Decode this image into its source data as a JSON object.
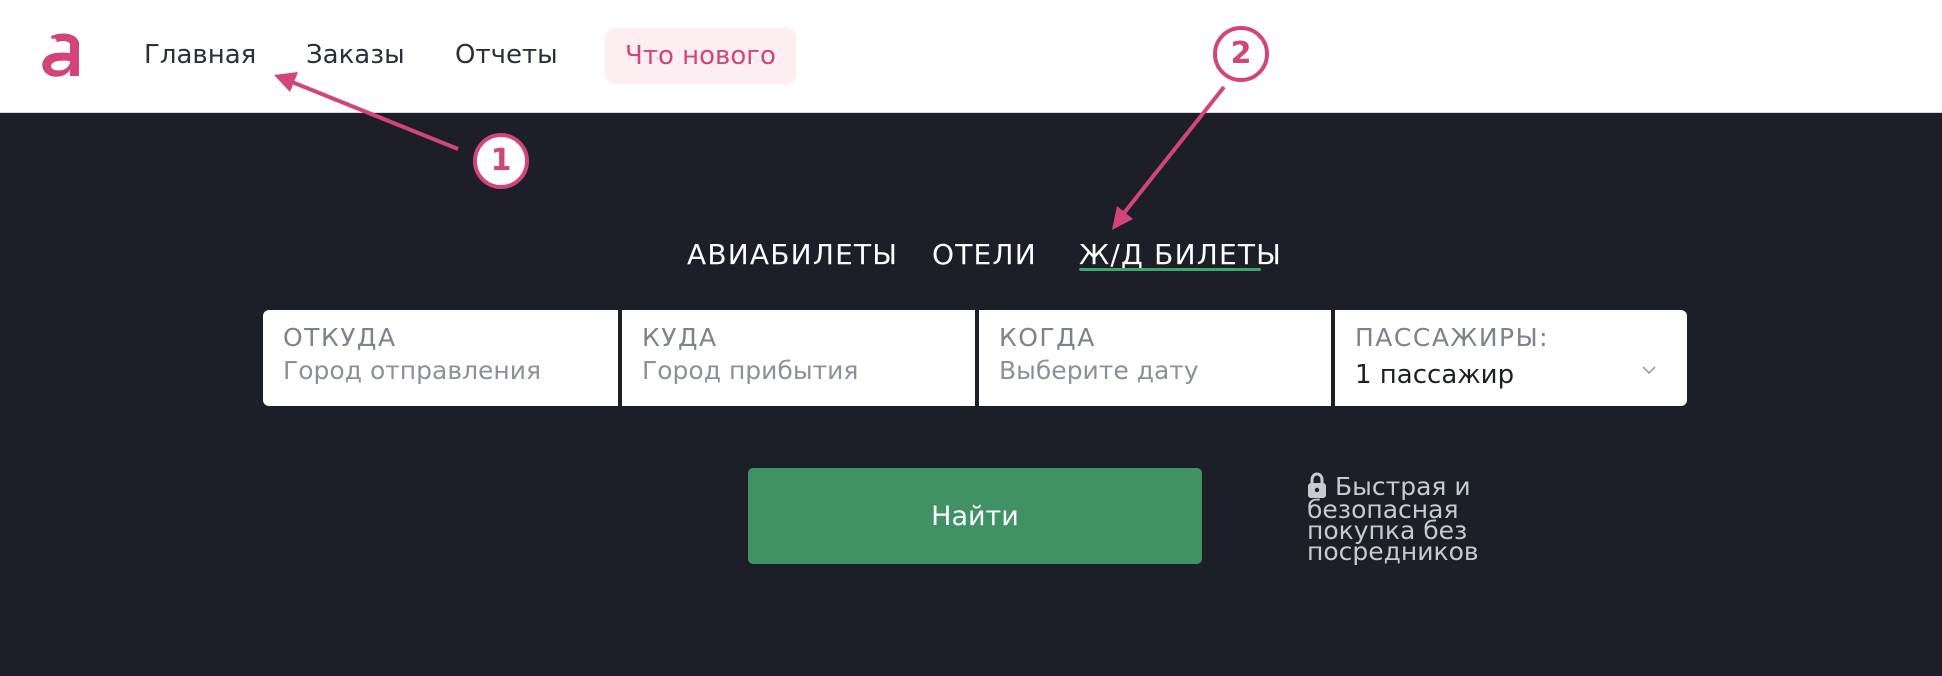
{
  "header": {
    "logo_icon": "brand-logo-icon",
    "nav": [
      {
        "label": "Главная"
      },
      {
        "label": "Заказы"
      },
      {
        "label": "Отчеты"
      },
      {
        "label": "Что нового"
      }
    ]
  },
  "tabs": [
    {
      "label": "АВИАБИЛЕТЫ"
    },
    {
      "label": "ОТЕЛИ"
    },
    {
      "label": "Ж/Д БИЛЕТЫ",
      "active": true
    }
  ],
  "search": {
    "from": {
      "label": "ОТКУДА",
      "placeholder": "Город отправления"
    },
    "to": {
      "label": "КУДА",
      "placeholder": "Город прибытия"
    },
    "when": {
      "label": "КОГДА",
      "placeholder": "Выберите дату"
    },
    "passengers": {
      "label": "ПАССАЖИРЫ:",
      "value": "1 пассажир"
    },
    "button_label": "Найти",
    "secure_note": "Быстрая и безопасная покупка без посредников"
  },
  "annotations": [
    {
      "number": "1"
    },
    {
      "number": "2"
    }
  ],
  "colors": {
    "brand": "#d3457a",
    "accent_green": "#409265",
    "tab_underline": "#3ea76a",
    "background": "#1c1f27"
  }
}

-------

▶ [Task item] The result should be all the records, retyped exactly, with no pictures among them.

▶ [Exercise output]
Decode this image into its source data as a JSON object.
{
  "header": {
    "logo_icon": "brand-logo-icon",
    "nav": [
      {
        "label": "Главная"
      },
      {
        "label": "Заказы"
      },
      {
        "label": "Отчеты"
      },
      {
        "label": "Что нового"
      }
    ]
  },
  "tabs": [
    {
      "label": "АВИАБИЛЕТЫ"
    },
    {
      "label": "ОТЕЛИ"
    },
    {
      "label": "Ж/Д БИЛЕТЫ",
      "active": true
    }
  ],
  "search": {
    "from": {
      "label": "ОТКУДА",
      "placeholder": "Город отправления"
    },
    "to": {
      "label": "КУДА",
      "placeholder": "Город прибытия"
    },
    "when": {
      "label": "КОГДА",
      "placeholder": "Выберите дату"
    },
    "passengers": {
      "label": "ПАССАЖИРЫ:",
      "value": "1 пассажир"
    },
    "button_label": "Найти",
    "secure_note": "Быстрая и безопасная покупка без посредников"
  },
  "annotations": [
    {
      "number": "1"
    },
    {
      "number": "2"
    }
  ],
  "colors": {
    "brand": "#d3457a",
    "accent_green": "#409265",
    "tab_underline": "#3ea76a",
    "background": "#1c1f27"
  }
}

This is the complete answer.